= What the task asks =
Search the records for "icon". Report every line where it occurs.

= Supplied records =

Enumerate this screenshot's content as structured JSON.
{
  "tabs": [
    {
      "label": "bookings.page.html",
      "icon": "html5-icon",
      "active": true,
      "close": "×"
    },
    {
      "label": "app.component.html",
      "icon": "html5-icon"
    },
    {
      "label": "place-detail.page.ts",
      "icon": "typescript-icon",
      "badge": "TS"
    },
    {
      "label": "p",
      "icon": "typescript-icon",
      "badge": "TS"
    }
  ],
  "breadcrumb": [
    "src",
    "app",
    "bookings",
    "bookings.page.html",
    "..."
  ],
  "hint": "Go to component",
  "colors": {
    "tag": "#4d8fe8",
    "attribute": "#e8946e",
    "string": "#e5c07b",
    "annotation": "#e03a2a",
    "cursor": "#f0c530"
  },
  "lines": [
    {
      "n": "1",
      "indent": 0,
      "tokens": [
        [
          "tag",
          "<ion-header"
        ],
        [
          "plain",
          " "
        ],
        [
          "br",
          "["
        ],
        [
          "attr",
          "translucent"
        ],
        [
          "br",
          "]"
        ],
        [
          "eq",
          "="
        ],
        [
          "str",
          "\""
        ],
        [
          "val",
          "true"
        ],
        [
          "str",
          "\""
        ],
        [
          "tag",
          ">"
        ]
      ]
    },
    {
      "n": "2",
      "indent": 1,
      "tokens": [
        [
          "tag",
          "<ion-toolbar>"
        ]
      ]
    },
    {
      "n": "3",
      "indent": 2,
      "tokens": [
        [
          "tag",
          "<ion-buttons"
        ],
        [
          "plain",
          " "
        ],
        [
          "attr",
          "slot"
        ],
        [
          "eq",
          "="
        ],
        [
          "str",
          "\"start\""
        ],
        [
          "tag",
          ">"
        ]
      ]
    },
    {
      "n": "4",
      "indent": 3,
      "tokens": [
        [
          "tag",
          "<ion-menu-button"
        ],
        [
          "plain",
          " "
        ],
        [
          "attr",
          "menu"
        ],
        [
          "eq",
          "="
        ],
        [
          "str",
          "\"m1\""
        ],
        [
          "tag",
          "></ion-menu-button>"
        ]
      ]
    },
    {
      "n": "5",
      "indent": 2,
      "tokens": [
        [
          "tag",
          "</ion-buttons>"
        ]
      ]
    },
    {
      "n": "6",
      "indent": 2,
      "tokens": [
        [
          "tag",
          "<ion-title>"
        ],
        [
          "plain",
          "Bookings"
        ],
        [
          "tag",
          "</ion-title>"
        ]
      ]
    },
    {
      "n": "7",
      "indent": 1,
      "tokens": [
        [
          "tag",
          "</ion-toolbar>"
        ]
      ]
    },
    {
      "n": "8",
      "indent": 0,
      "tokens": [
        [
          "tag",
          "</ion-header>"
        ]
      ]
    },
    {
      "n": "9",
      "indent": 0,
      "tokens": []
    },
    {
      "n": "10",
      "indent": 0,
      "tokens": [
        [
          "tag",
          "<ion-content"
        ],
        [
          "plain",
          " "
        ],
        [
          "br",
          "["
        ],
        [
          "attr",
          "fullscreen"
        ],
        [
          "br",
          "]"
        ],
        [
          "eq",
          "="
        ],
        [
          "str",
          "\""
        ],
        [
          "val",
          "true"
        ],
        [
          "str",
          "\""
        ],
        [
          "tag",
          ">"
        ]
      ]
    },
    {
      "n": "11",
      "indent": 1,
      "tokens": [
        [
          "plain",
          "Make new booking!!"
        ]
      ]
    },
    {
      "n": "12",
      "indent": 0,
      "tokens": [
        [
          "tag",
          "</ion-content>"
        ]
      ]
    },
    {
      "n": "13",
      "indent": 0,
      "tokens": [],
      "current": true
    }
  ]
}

= Reply =
      "icon": "html5-icon",
      "icon": "html5-icon"
      "icon": "typescript-icon",
      "icon": "typescript-icon",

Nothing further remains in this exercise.